- [Supplied records]
=== Begin Enclosure ===
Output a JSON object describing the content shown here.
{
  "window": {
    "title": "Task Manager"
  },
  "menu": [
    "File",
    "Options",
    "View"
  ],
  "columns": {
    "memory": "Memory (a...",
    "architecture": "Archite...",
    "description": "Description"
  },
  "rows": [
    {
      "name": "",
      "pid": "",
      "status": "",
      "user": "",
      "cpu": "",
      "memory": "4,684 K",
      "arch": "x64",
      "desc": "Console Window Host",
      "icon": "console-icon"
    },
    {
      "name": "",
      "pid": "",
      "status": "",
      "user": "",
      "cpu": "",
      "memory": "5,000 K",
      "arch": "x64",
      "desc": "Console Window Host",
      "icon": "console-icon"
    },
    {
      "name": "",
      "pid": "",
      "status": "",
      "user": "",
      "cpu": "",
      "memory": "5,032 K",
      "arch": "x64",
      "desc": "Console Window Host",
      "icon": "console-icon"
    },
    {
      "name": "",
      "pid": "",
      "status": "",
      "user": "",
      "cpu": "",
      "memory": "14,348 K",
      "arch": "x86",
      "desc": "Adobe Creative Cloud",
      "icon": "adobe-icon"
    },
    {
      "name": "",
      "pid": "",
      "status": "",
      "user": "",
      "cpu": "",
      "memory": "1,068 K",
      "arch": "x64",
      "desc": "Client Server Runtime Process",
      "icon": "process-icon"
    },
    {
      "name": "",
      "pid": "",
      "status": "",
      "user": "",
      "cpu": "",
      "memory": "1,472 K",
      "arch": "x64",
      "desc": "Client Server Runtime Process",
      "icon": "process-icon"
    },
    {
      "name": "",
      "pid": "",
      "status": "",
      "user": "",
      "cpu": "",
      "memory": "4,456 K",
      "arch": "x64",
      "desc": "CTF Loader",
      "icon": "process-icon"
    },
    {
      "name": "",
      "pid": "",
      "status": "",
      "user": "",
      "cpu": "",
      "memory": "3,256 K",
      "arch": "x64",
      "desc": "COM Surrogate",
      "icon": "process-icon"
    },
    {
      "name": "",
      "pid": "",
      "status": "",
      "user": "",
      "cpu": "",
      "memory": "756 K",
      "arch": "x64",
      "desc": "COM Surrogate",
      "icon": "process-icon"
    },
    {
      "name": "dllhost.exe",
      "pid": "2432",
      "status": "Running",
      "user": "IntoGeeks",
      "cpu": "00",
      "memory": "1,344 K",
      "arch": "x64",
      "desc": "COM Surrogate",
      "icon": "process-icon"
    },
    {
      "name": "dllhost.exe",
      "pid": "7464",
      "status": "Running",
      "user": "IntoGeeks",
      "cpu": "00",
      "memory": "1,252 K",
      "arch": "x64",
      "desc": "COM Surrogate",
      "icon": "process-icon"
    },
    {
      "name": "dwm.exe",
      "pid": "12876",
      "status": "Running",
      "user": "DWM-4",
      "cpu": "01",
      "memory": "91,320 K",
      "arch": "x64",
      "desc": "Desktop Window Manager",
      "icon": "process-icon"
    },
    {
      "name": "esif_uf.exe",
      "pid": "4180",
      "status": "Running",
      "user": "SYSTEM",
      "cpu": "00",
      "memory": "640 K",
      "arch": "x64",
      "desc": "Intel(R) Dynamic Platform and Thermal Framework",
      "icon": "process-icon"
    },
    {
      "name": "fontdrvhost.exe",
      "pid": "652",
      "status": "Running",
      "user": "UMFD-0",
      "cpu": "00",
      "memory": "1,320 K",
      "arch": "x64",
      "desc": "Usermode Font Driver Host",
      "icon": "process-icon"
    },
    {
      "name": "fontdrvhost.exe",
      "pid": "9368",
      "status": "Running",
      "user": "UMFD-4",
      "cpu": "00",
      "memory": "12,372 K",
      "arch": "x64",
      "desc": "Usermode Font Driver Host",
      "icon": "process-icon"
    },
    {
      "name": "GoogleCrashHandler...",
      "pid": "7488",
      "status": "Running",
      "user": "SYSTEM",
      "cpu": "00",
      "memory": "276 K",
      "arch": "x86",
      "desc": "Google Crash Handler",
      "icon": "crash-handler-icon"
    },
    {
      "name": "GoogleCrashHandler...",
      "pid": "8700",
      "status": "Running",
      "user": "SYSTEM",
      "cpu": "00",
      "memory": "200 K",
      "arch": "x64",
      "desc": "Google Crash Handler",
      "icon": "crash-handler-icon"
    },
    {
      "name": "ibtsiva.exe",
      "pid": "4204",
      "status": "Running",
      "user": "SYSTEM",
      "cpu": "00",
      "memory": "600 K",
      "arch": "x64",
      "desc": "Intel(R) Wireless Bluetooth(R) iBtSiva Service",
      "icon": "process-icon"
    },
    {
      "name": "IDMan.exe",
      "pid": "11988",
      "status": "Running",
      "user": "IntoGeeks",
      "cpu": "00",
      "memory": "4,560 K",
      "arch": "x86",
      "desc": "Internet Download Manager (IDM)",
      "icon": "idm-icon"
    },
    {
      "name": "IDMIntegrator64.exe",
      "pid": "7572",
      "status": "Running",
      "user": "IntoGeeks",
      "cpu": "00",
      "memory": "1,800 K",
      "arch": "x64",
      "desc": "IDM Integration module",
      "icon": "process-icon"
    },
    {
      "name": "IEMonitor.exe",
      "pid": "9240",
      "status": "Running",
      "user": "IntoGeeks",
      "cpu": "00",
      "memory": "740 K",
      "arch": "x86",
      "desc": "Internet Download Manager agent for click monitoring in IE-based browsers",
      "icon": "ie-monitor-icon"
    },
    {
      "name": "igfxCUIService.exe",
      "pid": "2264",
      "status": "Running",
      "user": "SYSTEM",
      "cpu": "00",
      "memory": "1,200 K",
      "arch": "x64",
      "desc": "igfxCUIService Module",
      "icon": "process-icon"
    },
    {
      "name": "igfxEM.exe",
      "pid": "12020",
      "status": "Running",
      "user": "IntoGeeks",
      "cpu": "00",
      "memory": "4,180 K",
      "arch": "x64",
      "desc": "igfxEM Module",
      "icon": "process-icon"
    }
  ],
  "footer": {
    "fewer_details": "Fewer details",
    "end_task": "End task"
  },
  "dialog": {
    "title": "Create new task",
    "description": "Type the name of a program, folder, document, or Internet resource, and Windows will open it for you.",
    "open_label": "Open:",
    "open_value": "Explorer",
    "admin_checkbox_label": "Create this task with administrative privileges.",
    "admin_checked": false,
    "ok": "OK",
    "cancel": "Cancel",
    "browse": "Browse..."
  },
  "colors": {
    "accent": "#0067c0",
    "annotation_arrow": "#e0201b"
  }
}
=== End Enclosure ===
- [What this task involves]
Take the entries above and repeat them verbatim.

- [Response to the exercise]
Output a JSON object describing the content shown here.
{
  "window": {
    "title": "Task Manager"
  },
  "menu": [
    "File",
    "Options",
    "View"
  ],
  "columns": {
    "memory": "Memory (a...",
    "architecture": "Archite...",
    "description": "Description"
  },
  "rows": [
    {
      "name": "",
      "pid": "",
      "status": "",
      "user": "",
      "cpu": "",
      "memory": "4,684 K",
      "arch": "x64",
      "desc": "Console Window Host",
      "icon": "console-icon"
    },
    {
      "name": "",
      "pid": "",
      "status": "",
      "user": "",
      "cpu": "",
      "memory": "5,000 K",
      "arch": "x64",
      "desc": "Console Window Host",
      "icon": "console-icon"
    },
    {
      "name": "",
      "pid": "",
      "status": "",
      "user": "",
      "cpu": "",
      "memory": "5,032 K",
      "arch": "x64",
      "desc": "Console Window Host",
      "icon": "console-icon"
    },
    {
      "name": "",
      "pid": "",
      "status": "",
      "user": "",
      "cpu": "",
      "memory": "14,348 K",
      "arch": "x86",
      "desc": "Adobe Creative Cloud",
      "icon": "adobe-icon"
    },
    {
      "name": "",
      "pid": "",
      "status": "",
      "user": "",
      "cpu": "",
      "memory": "1,068 K",
      "arch": "x64",
      "desc": "Client Server Runtime Process",
      "icon": "process-icon"
    },
    {
      "name": "",
      "pid": "",
      "status": "",
      "user": "",
      "cpu": "",
      "memory": "1,472 K",
      "arch": "x64",
      "desc": "Client Server Runtime Process",
      "icon": "process-icon"
    },
    {
      "name": "",
      "pid": "",
      "status": "",
      "user": "",
      "cpu": "",
      "memory": "4,456 K",
      "arch": "x64",
      "desc": "CTF Loader",
      "icon": "process-icon"
    },
    {
      "name": "",
      "pid": "",
      "status": "",
      "user": "",
      "cpu": "",
      "memory": "3,256 K",
      "arch": "x64",
      "desc": "COM Surrogate",
      "icon": "process-icon"
    },
    {
      "name": "",
      "pid": "",
      "status": "",
      "user": "",
      "cpu": "",
      "memory": "756 K",
      "arch": "x64",
      "desc": "COM Surrogate",
      "icon": "process-icon"
    },
    {
      "name": "dllhost.exe",
      "pid": "2432",
      "status": "Running",
      "user": "IntoGeeks",
      "cpu": "00",
      "memory": "1,344 K",
      "arch": "x64",
      "desc": "COM Surrogate",
      "icon": "process-icon"
    },
    {
      "name": "dllhost.exe",
      "pid": "7464",
      "status": "Running",
      "user": "IntoGeeks",
      "cpu": "00",
      "memory": "1,252 K",
      "arch": "x64",
      "desc": "COM Surrogate",
      "icon": "process-icon"
    },
    {
      "name": "dwm.exe",
      "pid": "12876",
      "status": "Running",
      "user": "DWM-4",
      "cpu": "01",
      "memory": "91,320 K",
      "arch": "x64",
      "desc": "Desktop Window Manager",
      "icon": "process-icon"
    },
    {
      "name": "esif_uf.exe",
      "pid": "4180",
      "status": "Running",
      "user": "SYSTEM",
      "cpu": "00",
      "memory": "640 K",
      "arch": "x64",
      "desc": "Intel(R) Dynamic Platform and Thermal Framework",
      "icon": "process-icon"
    },
    {
      "name": "fontdrvhost.exe",
      "pid": "652",
      "status": "Running",
      "user": "UMFD-0",
      "cpu": "00",
      "memory": "1,320 K",
      "arch": "x64",
      "desc": "Usermode Font Driver Host",
      "icon": "process-icon"
    },
    {
      "name": "fontdrvhost.exe",
      "pid": "9368",
      "status": "Running",
      "user": "UMFD-4",
      "cpu": "00",
      "memory": "12,372 K",
      "arch": "x64",
      "desc": "Usermode Font Driver Host",
      "icon": "process-icon"
    },
    {
      "name": "GoogleCrashHandler...",
      "pid": "7488",
      "status": "Running",
      "user": "SYSTEM",
      "cpu": "00",
      "memory": "276 K",
      "arch": "x86",
      "desc": "Google Crash Handler",
      "icon": "crash-handler-icon"
    },
    {
      "name": "GoogleCrashHandler...",
      "pid": "8700",
      "status": "Running",
      "user": "SYSTEM",
      "cpu": "00",
      "memory": "200 K",
      "arch": "x64",
      "desc": "Google Crash Handler",
      "icon": "crash-handler-icon"
    },
    {
      "name": "ibtsiva.exe",
      "pid": "4204",
      "status": "Running",
      "user": "SYSTEM",
      "cpu": "00",
      "memory": "600 K",
      "arch": "x64",
      "desc": "Intel(R) Wireless Bluetooth(R) iBtSiva Service",
      "icon": "process-icon"
    },
    {
      "name": "IDMan.exe",
      "pid": "11988",
      "status": "Running",
      "user": "IntoGeeks",
      "cpu": "00",
      "memory": "4,560 K",
      "arch": "x86",
      "desc": "Internet Download Manager (IDM)",
      "icon": "idm-icon"
    },
    {
      "name": "IDMIntegrator64.exe",
      "pid": "7572",
      "status": "Running",
      "user": "IntoGeeks",
      "cpu": "00",
      "memory": "1,800 K",
      "arch": "x64",
      "desc": "IDM Integration module",
      "icon": "process-icon"
    },
    {
      "name": "IEMonitor.exe",
      "pid": "9240",
      "status": "Running",
      "user": "IntoGeeks",
      "cpu": "00",
      "memory": "740 K",
      "arch": "x86",
      "desc": "Internet Download Manager agent for click monitoring in IE-based browsers",
      "icon": "ie-monitor-icon"
    },
    {
      "name": "igfxCUIService.exe",
      "pid": "2264",
      "status": "Running",
      "user": "SYSTEM",
      "cpu": "00",
      "memory": "1,200 K",
      "arch": "x64",
      "desc": "igfxCUIService Module",
      "icon": "process-icon"
    },
    {
      "name": "igfxEM.exe",
      "pid": "12020",
      "status": "Running",
      "user": "IntoGeeks",
      "cpu": "00",
      "memory": "4,180 K",
      "arch": "x64",
      "desc": "igfxEM Module",
      "icon": "process-icon"
    }
  ],
  "footer": {
    "fewer_details": "Fewer details",
    "end_task": "End task"
  },
  "dialog": {
    "title": "Create new task",
    "description": "Type the name of a program, folder, document, or Internet resource, and Windows will open it for you.",
    "open_label": "Open:",
    "open_value": "Explorer",
    "admin_checkbox_label": "Create this task with administrative privileges.",
    "admin_checked": false,
    "ok": "OK",
    "cancel": "Cancel",
    "browse": "Browse..."
  },
  "colors": {
    "accent": "#0067c0",
    "annotation_arrow": "#e0201b"
  }
}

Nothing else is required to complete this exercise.